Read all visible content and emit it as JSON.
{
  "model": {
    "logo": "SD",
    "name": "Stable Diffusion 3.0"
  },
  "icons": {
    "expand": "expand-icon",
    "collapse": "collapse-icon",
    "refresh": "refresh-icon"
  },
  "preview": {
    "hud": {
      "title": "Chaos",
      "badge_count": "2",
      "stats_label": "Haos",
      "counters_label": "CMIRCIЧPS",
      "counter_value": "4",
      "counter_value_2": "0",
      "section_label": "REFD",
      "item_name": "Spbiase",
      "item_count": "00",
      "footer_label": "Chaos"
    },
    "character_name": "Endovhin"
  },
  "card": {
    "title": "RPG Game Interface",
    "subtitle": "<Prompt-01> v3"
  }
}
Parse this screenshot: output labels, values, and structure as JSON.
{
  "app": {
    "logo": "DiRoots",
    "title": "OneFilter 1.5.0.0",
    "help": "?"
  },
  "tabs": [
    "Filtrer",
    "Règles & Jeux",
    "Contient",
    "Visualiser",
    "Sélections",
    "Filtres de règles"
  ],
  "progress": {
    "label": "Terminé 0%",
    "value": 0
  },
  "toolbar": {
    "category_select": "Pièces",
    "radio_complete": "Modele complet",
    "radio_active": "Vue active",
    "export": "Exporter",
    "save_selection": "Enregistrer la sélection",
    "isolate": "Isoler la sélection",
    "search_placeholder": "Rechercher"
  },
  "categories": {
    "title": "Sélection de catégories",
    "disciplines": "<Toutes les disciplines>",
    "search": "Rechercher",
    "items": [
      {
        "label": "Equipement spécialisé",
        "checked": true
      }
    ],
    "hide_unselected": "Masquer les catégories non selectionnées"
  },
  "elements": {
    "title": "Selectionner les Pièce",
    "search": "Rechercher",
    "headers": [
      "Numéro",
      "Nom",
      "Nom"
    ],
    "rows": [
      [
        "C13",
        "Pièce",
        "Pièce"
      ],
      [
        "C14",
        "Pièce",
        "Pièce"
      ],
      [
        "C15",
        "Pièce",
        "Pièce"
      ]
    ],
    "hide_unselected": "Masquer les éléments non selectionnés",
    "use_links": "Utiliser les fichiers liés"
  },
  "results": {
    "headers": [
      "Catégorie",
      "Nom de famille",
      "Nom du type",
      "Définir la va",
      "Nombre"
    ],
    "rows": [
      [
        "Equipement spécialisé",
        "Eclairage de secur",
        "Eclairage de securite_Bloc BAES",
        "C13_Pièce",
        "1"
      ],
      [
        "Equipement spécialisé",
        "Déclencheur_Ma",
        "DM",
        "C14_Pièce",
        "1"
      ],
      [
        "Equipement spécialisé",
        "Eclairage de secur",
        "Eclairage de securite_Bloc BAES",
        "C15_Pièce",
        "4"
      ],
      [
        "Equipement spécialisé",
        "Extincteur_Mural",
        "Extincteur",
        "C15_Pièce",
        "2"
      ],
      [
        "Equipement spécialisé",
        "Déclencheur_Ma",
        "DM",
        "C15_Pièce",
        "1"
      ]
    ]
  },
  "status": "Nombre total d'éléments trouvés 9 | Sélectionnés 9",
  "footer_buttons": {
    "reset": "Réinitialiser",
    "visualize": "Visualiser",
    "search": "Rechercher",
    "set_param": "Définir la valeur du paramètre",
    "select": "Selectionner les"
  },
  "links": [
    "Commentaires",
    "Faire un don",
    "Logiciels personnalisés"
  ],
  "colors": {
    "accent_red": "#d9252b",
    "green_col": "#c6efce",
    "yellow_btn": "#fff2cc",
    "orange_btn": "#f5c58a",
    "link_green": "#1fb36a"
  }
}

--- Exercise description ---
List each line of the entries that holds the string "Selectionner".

--- Written response ---
    "title": "Selectionner les Pièce",
    "select": "Selectionner les"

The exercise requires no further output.